In a case that raises questions about patient safety in the Minnesota Sex Offender Program, a resident raped at the Moose Lake treatment center alleges that staff failed to shield him from his violent roommate despite warnings that he felt endangered.

Philip Goldhammer, 35, sued the state last month in federal court, alleging his civil rights were not protected.

State officials admit the 2009 assault took place but argue that employees named in the suit were not responsible, according to court documents filed earlier this month.

However, a source with direct knowledge of the incident said in an interview this week that Moose Lake staff ignored requests by Goldhammer to be transferred to another room after his roommate, William Cardwell, threatened him several times before the attack.

It took more than a year and a half after the incident before the state Department of Human Services issued a "client incompatibility'' policy designed to protect patients from such attacks, according to a review of agency documents.

On Thursday, Human Services officials said they would not answer questions about security procedures at the time of the attack or delays in developing the incompatibility policy or say how many sexual assault investigations have been conducted at the facility.

The sex offender treatment program, whose population has nearly quadrupled in the past decade, was also faulted in March by Legislative Auditor James Nobles for providing inadequate therapy to patients and insufficient training to staff.

"Nobody took this kid [Goldhammer] seriously,'' the source said, "and we're going to pay because of it." The source spoke on condition of anonymity because the case is expected to go to mediation in coming weeks.

The source said that, in retrospect, one of the obvious failures by staff was allowing the physically intimidating, 266-pound Cardwell to room with Goldhammer, who weighs just over 140 pounds.

After the incident, Cardwell tried to commit suicide by hanging himself with an electrical cord, according documents, but the cord broke.

Criminal histories

Cardwell, 45, was charged with rape and first-degree assault and later convicted of assault with great bodily harm. He was sentenced to more than nine years in prison; last month he was sent to the state's maximum security facility in Oak Park Heights.

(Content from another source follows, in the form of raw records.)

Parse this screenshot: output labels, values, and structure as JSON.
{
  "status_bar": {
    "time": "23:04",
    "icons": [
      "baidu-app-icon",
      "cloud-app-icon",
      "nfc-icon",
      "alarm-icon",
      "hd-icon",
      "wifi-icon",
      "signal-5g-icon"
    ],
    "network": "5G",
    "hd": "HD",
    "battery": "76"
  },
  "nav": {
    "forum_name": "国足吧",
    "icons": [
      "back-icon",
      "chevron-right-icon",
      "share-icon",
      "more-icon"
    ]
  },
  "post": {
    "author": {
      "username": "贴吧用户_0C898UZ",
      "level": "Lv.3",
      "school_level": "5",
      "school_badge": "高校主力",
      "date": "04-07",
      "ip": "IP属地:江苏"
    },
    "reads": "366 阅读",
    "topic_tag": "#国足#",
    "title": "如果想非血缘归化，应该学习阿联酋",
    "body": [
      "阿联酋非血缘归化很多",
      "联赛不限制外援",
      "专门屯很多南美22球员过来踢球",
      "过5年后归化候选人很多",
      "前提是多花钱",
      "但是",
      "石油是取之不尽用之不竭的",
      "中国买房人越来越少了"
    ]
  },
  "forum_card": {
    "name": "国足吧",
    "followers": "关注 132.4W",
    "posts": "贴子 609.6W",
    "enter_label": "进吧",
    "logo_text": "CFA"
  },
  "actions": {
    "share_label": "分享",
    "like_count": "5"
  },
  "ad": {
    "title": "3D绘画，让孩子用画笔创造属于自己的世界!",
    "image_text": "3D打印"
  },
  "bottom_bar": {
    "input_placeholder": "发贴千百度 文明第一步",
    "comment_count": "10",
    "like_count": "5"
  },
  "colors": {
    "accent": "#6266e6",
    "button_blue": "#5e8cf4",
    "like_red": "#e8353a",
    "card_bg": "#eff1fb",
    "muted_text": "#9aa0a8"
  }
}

Before being committed to Moose Lake in 1999, Cardwell had two first-degree criminal sex convictions, in 1986 and 1989, according to records from the Department of Corrections.

Goldhammer has a history of criminal sexual assault and obscenity convictions and was committed to the sex offender program in 2007, records show.

The source said that in the days and weeks before the assault, both men had sought room transfers. Goldhammer brought up the endangerment issue during group sessions with counselors, who took no action, the source said.

Cardwell later told authorities that he tried several times, without success, to change rooms because he harbored sexual fantasies about Goldhammer, and that the slightly built man reminded him of his victims.

Another patient later told authorities he heard Goldhammer yelling during the incident, according to documents, and looked inside the room but could do nothing to stop the assault. He soon returned and managed to get the room door opened by hitting an intercom button.

After the attack, authorities found Cardwell wrote several notes describing his sexual attraction to Goldhammer, describing fantasies he wanted to carry out and making reference to suicide.

Paul McEnroe • 612-673-1745